A reader replied to our post on the underestimated tax penalty from a couple of days ago indicating that they would rather pay the penalty since the penalty is less than the interest they would owe if they borrowed the money to pay the estimates.
This may have been true a few years ago when the penalty rate was very low, however, the current penalty rate (really an interest charge) is at 6%. This penalty is also non-deductible so if a taxpayer is in a combined 25% federal and state tax rate, it equates to a rate closer to 8%.
I am fairly certain that most of our farmers do not pay interest at anywhere near 8% on their short-term borrowings. Therefore, it may make sense to pay the estimated taxes in today's tax environment.
Remember, if you do qualify as a farmer, you only pay one estimated tax payment on January 15 and then you do not have to file and pay until April 15. In most cases, this will be a better economic decision than trying to file and pay by March 1. Plus if you are a member of any outside partnership or S corporation, getting your k-1 before March 1 can be very difficult.
Farmers with very low estimated tax requirements may want to skip the estimates if the penalty is very low.

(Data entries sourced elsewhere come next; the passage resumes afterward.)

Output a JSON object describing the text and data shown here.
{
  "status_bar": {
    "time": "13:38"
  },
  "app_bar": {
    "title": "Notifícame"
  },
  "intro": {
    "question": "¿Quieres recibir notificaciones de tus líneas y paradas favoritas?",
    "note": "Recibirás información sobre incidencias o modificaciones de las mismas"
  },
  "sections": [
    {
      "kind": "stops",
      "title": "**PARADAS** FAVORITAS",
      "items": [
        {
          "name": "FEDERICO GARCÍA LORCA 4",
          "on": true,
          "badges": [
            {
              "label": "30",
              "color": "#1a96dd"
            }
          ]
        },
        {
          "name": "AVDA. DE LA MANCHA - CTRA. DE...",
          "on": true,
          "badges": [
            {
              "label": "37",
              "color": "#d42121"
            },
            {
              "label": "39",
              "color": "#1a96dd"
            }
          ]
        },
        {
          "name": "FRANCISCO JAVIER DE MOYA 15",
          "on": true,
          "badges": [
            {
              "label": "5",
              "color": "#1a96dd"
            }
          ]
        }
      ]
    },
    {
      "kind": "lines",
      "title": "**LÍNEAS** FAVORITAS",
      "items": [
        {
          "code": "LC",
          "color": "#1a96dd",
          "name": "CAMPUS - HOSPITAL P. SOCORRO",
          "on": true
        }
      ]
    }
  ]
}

For example, assume a farmer's 2018 tax liability was $1,200. He expects to owe about $50,000 for his 2019 tax filing. If he waits to pay this tax until April 15, his penalty for paying estimated taxes is about $36 ($1,200 X 6% times 50%). At that amount, it may not be worth the hassle of trying to file and pay by March 1, plus the time value of money on making the $50,000 payment on March 1 is about $370 (assuming 6% interest for 45 days). Remember, the penalty is only on the $1,200 2018 tax not the $50,000 owed for 2019.